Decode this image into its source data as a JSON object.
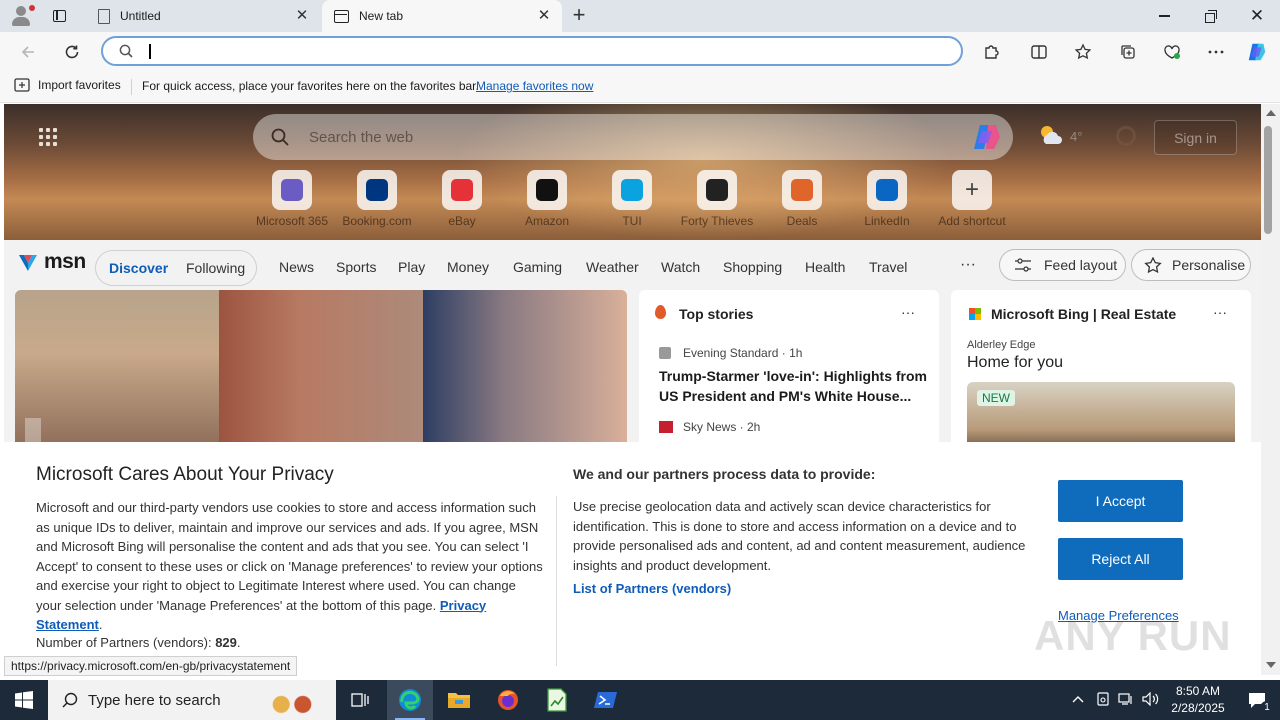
{
  "tabs": [
    {
      "label": "Untitled"
    },
    {
      "label": "New tab"
    }
  ],
  "address": {
    "value": "",
    "placeholder": ""
  },
  "favorites_bar": {
    "import_label": "Import favorites",
    "message": "For quick access, place your favorites here on the favorites bar.",
    "link": "Manage favorites now"
  },
  "search": {
    "placeholder": "Search the web"
  },
  "weather_temp": "4°",
  "sign_in": "Sign in",
  "shortcuts": [
    {
      "label": "Microsoft 365",
      "icon": "microsoft-365-icon",
      "color": "#6b5cc4"
    },
    {
      "label": "Booking.com",
      "icon": "booking-icon",
      "color": "#003580"
    },
    {
      "label": "eBay",
      "icon": "ebay-icon",
      "color": "#e53238"
    },
    {
      "label": "Amazon",
      "icon": "amazon-icon",
      "color": "#111111"
    },
    {
      "label": "TUI",
      "icon": "tui-icon",
      "color": "#0aa3e0"
    },
    {
      "label": "Forty Thieves",
      "icon": "forty-thieves-icon",
      "color": "#222222"
    },
    {
      "label": "Deals",
      "icon": "deals-icon",
      "color": "#e0652b"
    },
    {
      "label": "LinkedIn",
      "icon": "linkedin-icon",
      "color": "#0a66c2"
    },
    {
      "label": "Add shortcut",
      "icon": "plus-icon",
      "color": "#444444"
    }
  ],
  "msn": {
    "logo": "msn",
    "discover": "Discover",
    "following": "Following",
    "nav": [
      "News",
      "Sports",
      "Play",
      "Money",
      "Gaming",
      "Weather",
      "Watch",
      "Shopping",
      "Health",
      "Travel"
    ],
    "more": "···",
    "feed_layout": "Feed layout",
    "personalise": "Personalise"
  },
  "top_stories": {
    "title": "Top stories",
    "items": [
      {
        "source": "Evening Standard · 1h",
        "headline": "Trump-Starmer 'love-in': Highlights from US President and PM's White House..."
      },
      {
        "source": "Sky News · 2h",
        "headline": ""
      }
    ]
  },
  "bing_card": {
    "title": "Microsoft Bing | Real Estate",
    "location": "Alderley Edge",
    "heading": "Home for you",
    "badge": "NEW"
  },
  "consent": {
    "title": "Microsoft Cares About Your Privacy",
    "body": "Microsoft and our third-party vendors use cookies to store and access information such as unique IDs to deliver, maintain and improve our services and ads. If you agree, MSN and Microsoft Bing will personalise the content and ads that you see. You can select 'I Accept' to consent to these uses or click on 'Manage preferences' to review your options and exercise your right to object to Legitimate Interest where used.  You can change your selection under 'Manage Preferences' at the bottom of this page.",
    "privacy_link": "Privacy Statement",
    "partners_label": "Number of Partners (vendors):",
    "partners_count": "829",
    "right_title": "We and our partners process data to provide:",
    "right_body": "Use precise geolocation data and actively scan device characteristics for identification. This is done to store and access information on a device and to provide personalised ads and content, ad and content measurement, audience insights and product development.",
    "list_partners": "List of Partners (vendors)",
    "accept": "I Accept",
    "reject": "Reject All",
    "manage": "Manage Preferences"
  },
  "status_url": "https://privacy.microsoft.com/en-gb/privacystatement",
  "watermark": "ANY RUN",
  "taskbar": {
    "search_placeholder": "Type here to search",
    "time": "8:50 AM",
    "date": "2/28/2025",
    "notification_count": "1"
  }
}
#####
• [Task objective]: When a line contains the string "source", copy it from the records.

• [Reply to the task]:
Decode this image into its source data as a JSON object.
        "source": "Evening Standard · 1h",
        "source": "Sky News · 2h",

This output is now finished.